--- GIVEN DATA Enclosed Below ---

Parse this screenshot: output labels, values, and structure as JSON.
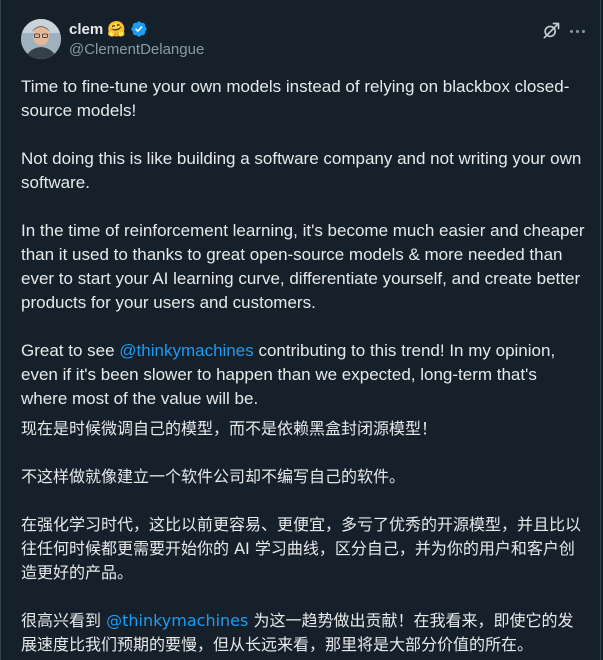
{
  "author": {
    "display_name": "clem",
    "emoji": "🤗",
    "handle": "@ClementDelangue"
  },
  "colors": {
    "background": "#15202b",
    "text": "#e7e9ea",
    "secondary": "#8b98a5",
    "accent": "#1d9bf0"
  },
  "icons": {
    "verified": "verified-badge-icon",
    "grok": "grok-icon",
    "more": "more-options-icon"
  },
  "post": {
    "p1": "Time to fine-tune your own models instead of relying on blackbox closed-source models!",
    "p2": "Not doing this is like building a software company and not writing your own software.",
    "p3": "In the time of reinforcement learning, it's become much easier and cheaper than it used to thanks to great open-source models & more needed than ever to start your AI learning curve, differentiate yourself, and create better products for your users and customers.",
    "p4_before": "Great to see ",
    "p4_mention": "@thinkymachines",
    "p4_after": " contributing to this trend! In my opinion, even if it's been slower to happen than we expected, long-term that's where most of the value will be."
  },
  "translation": {
    "p1": "现在是时候微调自己的模型，而不是依赖黑盒封闭源模型！",
    "p2": "不这样做就像建立一个软件公司却不编写自己的软件。",
    "p3": "在强化学习时代，这比以前更容易、更便宜，多亏了优秀的开源模型，并且比以往任何时候都更需要开始你的 AI 学习曲线，区分自己，并为你的用户和客户创造更好的产品。",
    "p4_before": "很高兴看到 ",
    "p4_mention": "@thinkymachines",
    "p4_after": " 为这一趋势做出贡献！在我看来，即使它的发展速度比我们预期的要慢，但从长远来看，那里将是大部分价值的所在。"
  }
}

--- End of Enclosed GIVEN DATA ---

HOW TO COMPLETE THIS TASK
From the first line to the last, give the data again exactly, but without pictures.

COMPLETED EXERCISE
Parse this screenshot: output labels, values, and structure as JSON.
{
  "author": {
    "display_name": "clem",
    "emoji": "🤗",
    "handle": "@ClementDelangue"
  },
  "colors": {
    "background": "#15202b",
    "text": "#e7e9ea",
    "secondary": "#8b98a5",
    "accent": "#1d9bf0"
  },
  "icons": {
    "verified": "verified-badge-icon",
    "grok": "grok-icon",
    "more": "more-options-icon"
  },
  "post": {
    "p1": "Time to fine-tune your own models instead of relying on blackbox closed-source models!",
    "p2": "Not doing this is like building a software company and not writing your own software.",
    "p3": "In the time of reinforcement learning, it's become much easier and cheaper than it used to thanks to great open-source models & more needed than ever to start your AI learning curve, differentiate yourself, and create better products for your users and customers.",
    "p4_before": "Great to see ",
    "p4_mention": "@thinkymachines",
    "p4_after": " contributing to this trend! In my opinion, even if it's been slower to happen than we expected, long-term that's where most of the value will be."
  },
  "translation": {
    "p1": "现在是时候微调自己的模型，而不是依赖黑盒封闭源模型！",
    "p2": "不这样做就像建立一个软件公司却不编写自己的软件。",
    "p3": "在强化学习时代，这比以前更容易、更便宜，多亏了优秀的开源模型，并且比以往任何时候都更需要开始你的 AI 学习曲线，区分自己，并为你的用户和客户创造更好的产品。",
    "p4_before": "很高兴看到 ",
    "p4_mention": "@thinkymachines",
    "p4_after": " 为这一趋势做出贡献！在我看来，即使它的发展速度比我们预期的要慢，但从长远来看，那里将是大部分价值的所在。"
  }
}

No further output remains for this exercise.